#### [Work item]
State how many lines in the entries below hold the word "документа", with nothing besides the number.

#### [Supplied material]

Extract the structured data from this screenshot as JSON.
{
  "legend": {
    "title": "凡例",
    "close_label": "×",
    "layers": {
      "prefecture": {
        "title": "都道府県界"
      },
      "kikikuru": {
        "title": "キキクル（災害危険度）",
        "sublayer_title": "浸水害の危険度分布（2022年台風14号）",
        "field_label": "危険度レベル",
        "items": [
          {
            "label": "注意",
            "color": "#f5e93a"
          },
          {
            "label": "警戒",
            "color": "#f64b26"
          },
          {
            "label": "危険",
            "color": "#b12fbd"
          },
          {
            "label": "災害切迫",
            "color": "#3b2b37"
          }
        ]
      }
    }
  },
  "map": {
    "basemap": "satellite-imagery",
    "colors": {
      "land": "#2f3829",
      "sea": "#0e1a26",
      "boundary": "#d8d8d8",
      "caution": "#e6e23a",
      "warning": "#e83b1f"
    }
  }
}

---

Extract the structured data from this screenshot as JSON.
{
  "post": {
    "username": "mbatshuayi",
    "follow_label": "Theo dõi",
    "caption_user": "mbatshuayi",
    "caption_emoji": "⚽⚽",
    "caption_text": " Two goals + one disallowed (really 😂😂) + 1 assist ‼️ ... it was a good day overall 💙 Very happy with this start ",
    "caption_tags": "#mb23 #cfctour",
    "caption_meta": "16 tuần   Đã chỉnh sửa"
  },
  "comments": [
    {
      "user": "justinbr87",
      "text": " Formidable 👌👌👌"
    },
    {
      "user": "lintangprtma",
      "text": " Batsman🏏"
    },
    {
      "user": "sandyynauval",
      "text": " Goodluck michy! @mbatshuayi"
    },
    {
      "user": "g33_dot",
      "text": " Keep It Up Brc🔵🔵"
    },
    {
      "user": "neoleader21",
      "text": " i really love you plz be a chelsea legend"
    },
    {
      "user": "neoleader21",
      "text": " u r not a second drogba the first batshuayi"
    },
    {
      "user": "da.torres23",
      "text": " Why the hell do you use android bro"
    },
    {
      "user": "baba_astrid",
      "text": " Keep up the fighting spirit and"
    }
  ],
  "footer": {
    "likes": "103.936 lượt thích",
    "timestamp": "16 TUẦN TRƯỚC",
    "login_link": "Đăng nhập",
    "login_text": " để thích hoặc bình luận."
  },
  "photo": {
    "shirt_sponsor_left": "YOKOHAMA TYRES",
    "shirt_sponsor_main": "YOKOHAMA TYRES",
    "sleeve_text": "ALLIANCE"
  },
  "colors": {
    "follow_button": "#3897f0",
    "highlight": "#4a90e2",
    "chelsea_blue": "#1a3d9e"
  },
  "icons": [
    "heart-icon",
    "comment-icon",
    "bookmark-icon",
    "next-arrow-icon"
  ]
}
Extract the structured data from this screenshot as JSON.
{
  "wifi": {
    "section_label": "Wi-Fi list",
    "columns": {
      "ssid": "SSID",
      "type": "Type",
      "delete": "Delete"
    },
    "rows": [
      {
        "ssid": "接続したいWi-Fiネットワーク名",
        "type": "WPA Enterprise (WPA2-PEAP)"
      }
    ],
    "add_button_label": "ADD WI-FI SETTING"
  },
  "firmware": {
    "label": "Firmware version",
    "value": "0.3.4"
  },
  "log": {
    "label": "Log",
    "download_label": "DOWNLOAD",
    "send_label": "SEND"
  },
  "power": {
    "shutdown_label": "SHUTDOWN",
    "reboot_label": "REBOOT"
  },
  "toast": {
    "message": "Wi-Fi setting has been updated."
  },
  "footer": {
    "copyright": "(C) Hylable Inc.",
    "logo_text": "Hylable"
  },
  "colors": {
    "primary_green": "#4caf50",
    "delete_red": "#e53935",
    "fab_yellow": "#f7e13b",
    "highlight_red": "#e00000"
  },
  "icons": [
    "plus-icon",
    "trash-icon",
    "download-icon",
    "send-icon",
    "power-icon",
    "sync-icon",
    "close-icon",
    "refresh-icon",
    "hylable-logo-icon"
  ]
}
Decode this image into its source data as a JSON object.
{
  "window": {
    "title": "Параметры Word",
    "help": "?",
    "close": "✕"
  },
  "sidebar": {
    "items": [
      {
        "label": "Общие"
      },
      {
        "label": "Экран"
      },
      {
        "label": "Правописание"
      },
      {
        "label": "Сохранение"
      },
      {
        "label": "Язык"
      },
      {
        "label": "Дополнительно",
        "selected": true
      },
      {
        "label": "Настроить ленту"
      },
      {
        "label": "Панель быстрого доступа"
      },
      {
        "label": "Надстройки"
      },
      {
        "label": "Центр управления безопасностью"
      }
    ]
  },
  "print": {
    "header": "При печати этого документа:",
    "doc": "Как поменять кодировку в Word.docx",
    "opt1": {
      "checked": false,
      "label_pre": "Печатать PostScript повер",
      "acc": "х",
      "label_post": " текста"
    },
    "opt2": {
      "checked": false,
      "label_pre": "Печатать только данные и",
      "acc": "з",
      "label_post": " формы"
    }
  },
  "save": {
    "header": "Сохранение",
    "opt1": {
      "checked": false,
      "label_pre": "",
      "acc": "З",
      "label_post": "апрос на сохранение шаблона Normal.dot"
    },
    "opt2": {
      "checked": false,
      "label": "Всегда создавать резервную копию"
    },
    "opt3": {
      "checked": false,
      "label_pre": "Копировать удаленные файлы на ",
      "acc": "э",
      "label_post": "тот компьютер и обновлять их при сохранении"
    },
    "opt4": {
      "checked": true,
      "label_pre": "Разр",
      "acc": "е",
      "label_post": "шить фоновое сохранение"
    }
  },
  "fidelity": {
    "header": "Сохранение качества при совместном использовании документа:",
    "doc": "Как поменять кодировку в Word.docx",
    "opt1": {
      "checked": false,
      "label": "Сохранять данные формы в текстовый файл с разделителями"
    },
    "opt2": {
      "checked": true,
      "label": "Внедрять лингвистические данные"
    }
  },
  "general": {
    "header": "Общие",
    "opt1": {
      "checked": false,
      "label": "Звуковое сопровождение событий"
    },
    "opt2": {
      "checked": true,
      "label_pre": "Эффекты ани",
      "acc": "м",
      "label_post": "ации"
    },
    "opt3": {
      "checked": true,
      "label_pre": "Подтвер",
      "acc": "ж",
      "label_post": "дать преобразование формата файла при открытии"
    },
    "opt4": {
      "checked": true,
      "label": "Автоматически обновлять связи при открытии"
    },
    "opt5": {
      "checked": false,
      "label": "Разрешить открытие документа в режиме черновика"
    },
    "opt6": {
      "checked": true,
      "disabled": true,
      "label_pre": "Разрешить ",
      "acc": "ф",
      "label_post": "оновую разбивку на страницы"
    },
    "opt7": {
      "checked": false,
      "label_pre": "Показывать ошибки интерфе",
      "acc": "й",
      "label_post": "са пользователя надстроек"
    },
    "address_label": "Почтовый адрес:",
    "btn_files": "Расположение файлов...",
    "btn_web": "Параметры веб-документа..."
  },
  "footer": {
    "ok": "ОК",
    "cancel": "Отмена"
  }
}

#### [Result for this exercise]
4